Completely fed up with nearly nine months of nightly migraines, I decided to subsist on boiled chicken, romaine lettuce and rice for three days, then add other foods back in slowly. In usual fashion, Hart helped me see how absurd that plan was. Cutting out wheat and dairy seemed like a sufficient start. My diet is heavy in both, so this was reasonable.
I’m now on my third wheat-free round. Whether it has been useful for my migraine and chronic daily headache is up for debate. (I am, however, pretty convinced that there is a correlation between giving up gluten and eliminating my omnipresent canker sores.) The story so far:
Wheat/Gluten- and Dairy-Free Attempt #1
This lasted a week. The first five days, I felt awful. Then I figured out that almond butter was triggering some of that agony. Interestingly, I remember a low migraine phase with lots of energy. Looking at my post on almond butter, things weren’t as rosy as I thought.
I reintroduced wheat and dairy with a slice o’ triggers from Pizza Hut. Duh, of course I got a migraine. I had the pizza on a Friday and the headaches didn’t kick back in until the following Tuesday. This could mean that I can have small amounts of wheat over two or three days without triggering a migraine.
Saturday we went for cupcakes with friends (no migraine after that), but I just couldn’t stop eating wheat after that.
Wheat/Gluten and Dairy-Free Attempt #2
I re-eliminated wheat and dairy on May 25. I felt awesome — low pain, lots of energy and a clear mind — until June 11. I have no record of how I felt those days, so I can’t be sure how accurate my memory is. I did accomplish a lot and Hart noticed a substantial improvement.
Then my brain returned to its usual self. Even though I still wasn’t eating wheat or dairy, I had three weeks of as much pain, fatigue, nausea and foggy-headedness as before. I did really push myself during the good two weeks.
On June 29, I discovered that 10 pounds melted off me in four weeks (not a desired effect). I looked haggard and was exhausted. Having just read the virtues of milk, I bought pasteurized, unhomogenized whole milk from pastured cows that afternoon.
By July 1, I felt great. Wheat slipped back in on July 3. Still, I felt good until the until the 8th, when the migraines came back with a vengeance.
Gluten-Free Attempt #3
Still eating dairy, I cut wheat again on July 9. I’ve felt pretty awful for the last week. Whether this is related to heat, diet or something else is up for debate. After a doozy of a migraine on Sunday, my pain has been low yesterday and today, but the exhaustion and sluggish mind are full force.

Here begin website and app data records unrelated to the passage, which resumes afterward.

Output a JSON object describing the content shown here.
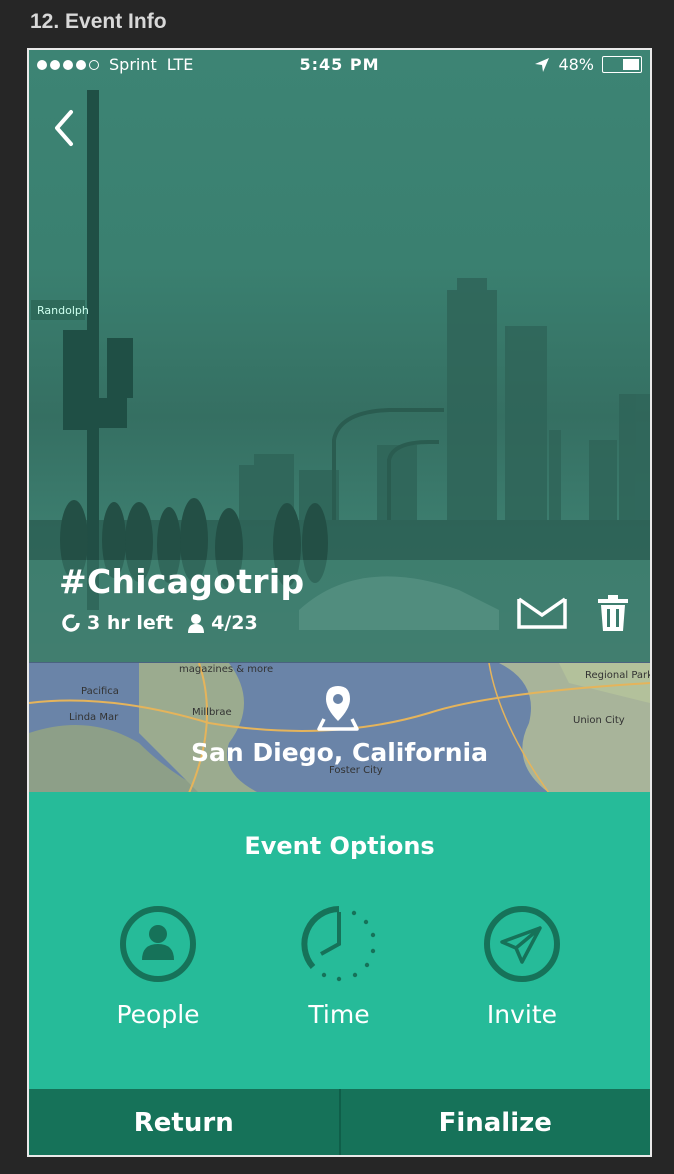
{
  "page_label": "12. Event Info",
  "status_bar": {
    "carrier": "Sprint",
    "network": "LTE",
    "time": "5:45 PM",
    "battery": "48%",
    "battery_level": 0.48
  },
  "event": {
    "title": "#Chicagotrip",
    "time_left": "3 hr left",
    "attendees": "4/23"
  },
  "map": {
    "location": "San Diego, California"
  },
  "options": {
    "title": "Event Options",
    "items": [
      {
        "label": "People",
        "icon": "person-icon"
      },
      {
        "label": "Time",
        "icon": "clock-icon"
      },
      {
        "label": "Invite",
        "icon": "paper-plane-icon"
      }
    ]
  },
  "bottom": {
    "return_label": "Return",
    "finalize_label": "Finalize"
  },
  "colors": {
    "accent": "#26bb99",
    "accent_dark": "#167259",
    "hero_tint": "#3d8474",
    "icon_dark": "#167259"
  }
}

Who knows what this all means. Some people will read this post and think that wheat is a clear culprit. Others will think just the opposite. It is fuzzy enough for me to keep trying. I do wonder about what Laurie brings up:
What if part of the reason people who do not have celiac disease but feel better when they go GF has less to do with their physiological sensitivity to gluten and more to do with the fact that the GF diet is, on the whole, a lot healthier?
My diet is still pretty healthy when I have eaten wheat and dairy again. I haven’t gone overboard when I have eaten wheat. A cookie here, a slice of french bread there. Besides, having found some awesome cornflakes and corn chips, I can eat plenty of junk even without gluten.
What’s next for me? I’m back to being gluten-free but still enjoying dairy. I’m toying with an anti-inflammation diet (that’s another post. . .), which doesn’t include wheat, so I’ll keep going without it. I’m officially in the wait-and-see stage.
Gluten and dairy are oft vilified. What are your thoughts? Have you tried going without one or both?
I used wheat and gluten interchangeably even though they aren’t the same thing. I avoid non-wheat gluten sources without a problem. I haven’t been able to resist the seductive call of wheat. I do come from a family of wheat farmers.